* Exercise aim
Line count for the string "part": give the number of lines in the data below that contain it, and nothing more.

#### Exercise data

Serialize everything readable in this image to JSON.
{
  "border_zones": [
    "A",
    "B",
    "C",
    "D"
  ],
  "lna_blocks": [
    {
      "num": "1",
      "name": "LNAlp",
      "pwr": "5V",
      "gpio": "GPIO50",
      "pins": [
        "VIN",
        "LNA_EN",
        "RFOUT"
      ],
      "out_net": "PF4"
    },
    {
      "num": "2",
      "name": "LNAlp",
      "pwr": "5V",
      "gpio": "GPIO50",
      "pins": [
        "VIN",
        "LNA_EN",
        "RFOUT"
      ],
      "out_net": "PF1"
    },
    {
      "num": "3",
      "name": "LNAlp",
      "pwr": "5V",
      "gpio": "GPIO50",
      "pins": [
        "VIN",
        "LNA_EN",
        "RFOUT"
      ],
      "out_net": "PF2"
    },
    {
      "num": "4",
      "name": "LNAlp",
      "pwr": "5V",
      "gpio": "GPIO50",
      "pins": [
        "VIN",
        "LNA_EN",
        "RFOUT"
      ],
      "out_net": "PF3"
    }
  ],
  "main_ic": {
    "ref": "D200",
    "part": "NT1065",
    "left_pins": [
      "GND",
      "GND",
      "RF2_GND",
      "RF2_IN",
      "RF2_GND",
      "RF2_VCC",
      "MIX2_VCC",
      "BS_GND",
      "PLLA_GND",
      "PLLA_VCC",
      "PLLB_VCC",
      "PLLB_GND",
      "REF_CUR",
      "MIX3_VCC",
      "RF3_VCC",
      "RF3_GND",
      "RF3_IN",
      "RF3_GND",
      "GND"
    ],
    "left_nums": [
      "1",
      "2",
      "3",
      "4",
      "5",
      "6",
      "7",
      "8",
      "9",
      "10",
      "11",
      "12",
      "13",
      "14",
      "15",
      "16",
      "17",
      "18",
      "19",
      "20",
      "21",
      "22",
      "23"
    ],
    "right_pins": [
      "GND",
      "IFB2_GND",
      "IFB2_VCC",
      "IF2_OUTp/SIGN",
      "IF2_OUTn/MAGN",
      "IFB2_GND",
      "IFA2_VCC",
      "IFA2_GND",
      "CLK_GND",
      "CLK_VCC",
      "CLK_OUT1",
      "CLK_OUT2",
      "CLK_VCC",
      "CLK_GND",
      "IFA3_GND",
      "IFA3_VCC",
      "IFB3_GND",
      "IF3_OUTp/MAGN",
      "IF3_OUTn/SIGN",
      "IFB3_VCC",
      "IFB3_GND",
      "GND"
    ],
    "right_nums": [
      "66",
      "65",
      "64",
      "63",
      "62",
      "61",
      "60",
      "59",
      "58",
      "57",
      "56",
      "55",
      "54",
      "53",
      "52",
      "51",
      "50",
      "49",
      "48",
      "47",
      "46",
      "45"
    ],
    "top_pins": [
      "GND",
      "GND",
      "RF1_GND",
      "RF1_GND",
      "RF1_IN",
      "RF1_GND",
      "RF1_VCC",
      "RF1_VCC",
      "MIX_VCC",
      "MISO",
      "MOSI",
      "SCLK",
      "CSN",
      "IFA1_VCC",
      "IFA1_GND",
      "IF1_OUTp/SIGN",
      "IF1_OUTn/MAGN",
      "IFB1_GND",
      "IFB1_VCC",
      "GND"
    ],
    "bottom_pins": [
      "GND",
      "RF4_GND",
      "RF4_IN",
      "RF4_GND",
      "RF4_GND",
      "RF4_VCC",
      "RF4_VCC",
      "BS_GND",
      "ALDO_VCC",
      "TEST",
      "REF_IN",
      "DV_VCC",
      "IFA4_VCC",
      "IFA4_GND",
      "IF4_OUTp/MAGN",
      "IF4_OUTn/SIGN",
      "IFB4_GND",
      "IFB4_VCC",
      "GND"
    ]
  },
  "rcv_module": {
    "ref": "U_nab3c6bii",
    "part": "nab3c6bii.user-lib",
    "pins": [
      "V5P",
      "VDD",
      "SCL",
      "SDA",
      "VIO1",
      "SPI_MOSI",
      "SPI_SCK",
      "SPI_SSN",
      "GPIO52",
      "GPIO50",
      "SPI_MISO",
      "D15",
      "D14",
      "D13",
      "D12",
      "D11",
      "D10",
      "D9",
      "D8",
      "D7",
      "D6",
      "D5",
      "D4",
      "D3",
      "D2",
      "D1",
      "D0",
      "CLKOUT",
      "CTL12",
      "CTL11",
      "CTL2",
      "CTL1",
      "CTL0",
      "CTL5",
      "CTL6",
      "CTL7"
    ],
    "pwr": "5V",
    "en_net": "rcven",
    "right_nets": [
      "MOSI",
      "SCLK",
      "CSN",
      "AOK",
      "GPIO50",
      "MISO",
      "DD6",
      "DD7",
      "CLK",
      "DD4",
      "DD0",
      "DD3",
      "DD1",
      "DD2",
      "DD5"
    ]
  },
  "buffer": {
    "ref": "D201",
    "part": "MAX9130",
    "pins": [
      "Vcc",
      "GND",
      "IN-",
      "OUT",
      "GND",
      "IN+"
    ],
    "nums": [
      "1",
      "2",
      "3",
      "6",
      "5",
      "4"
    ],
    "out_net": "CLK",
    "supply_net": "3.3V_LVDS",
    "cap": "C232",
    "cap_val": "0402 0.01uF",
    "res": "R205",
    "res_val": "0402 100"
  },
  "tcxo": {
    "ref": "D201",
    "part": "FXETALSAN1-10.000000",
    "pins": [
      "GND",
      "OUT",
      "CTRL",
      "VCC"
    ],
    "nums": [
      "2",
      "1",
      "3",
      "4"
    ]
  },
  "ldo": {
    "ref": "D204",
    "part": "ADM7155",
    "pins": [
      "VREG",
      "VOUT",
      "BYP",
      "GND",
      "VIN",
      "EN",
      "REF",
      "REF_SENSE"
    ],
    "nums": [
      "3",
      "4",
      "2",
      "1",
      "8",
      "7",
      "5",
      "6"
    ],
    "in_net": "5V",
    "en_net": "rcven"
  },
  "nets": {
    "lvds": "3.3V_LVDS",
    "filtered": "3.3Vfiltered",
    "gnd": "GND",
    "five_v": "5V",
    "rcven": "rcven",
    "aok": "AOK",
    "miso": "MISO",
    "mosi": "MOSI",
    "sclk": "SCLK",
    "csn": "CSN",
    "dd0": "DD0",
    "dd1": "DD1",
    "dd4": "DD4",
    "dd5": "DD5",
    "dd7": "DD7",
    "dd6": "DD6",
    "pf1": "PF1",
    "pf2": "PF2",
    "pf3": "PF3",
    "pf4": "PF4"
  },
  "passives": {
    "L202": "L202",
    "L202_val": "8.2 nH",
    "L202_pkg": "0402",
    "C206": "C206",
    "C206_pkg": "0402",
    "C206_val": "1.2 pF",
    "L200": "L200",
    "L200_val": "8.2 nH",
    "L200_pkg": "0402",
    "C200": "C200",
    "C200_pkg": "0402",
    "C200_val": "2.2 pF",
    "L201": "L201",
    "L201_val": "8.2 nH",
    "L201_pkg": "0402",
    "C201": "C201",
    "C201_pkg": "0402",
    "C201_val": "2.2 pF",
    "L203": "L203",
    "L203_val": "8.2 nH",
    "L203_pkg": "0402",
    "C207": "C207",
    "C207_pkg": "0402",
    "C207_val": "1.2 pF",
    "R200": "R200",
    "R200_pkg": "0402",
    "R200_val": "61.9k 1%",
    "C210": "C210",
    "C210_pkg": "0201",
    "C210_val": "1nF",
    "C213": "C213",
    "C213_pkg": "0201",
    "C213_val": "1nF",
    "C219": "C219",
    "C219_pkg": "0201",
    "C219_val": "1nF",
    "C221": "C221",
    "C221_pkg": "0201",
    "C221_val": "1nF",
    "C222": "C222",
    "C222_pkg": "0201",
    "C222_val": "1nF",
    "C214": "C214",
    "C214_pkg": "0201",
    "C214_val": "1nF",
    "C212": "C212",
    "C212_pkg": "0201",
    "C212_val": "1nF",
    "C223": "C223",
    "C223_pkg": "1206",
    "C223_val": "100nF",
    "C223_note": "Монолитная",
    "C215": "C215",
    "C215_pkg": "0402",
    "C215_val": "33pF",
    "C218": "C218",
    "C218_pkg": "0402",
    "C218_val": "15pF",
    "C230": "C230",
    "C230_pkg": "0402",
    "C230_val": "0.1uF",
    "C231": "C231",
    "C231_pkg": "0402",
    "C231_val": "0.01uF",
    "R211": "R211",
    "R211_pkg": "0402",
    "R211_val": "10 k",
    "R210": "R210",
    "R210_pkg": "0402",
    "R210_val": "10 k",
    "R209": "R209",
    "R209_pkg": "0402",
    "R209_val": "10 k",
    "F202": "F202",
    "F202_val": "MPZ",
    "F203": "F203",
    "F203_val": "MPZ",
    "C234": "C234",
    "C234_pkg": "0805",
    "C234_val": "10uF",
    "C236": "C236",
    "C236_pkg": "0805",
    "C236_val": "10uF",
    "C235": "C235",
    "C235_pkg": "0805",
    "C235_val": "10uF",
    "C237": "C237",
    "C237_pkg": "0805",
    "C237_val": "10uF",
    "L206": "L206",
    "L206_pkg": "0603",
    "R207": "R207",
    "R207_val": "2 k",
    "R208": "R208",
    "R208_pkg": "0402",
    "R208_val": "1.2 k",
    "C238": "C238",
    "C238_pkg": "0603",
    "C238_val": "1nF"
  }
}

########

* Task response
5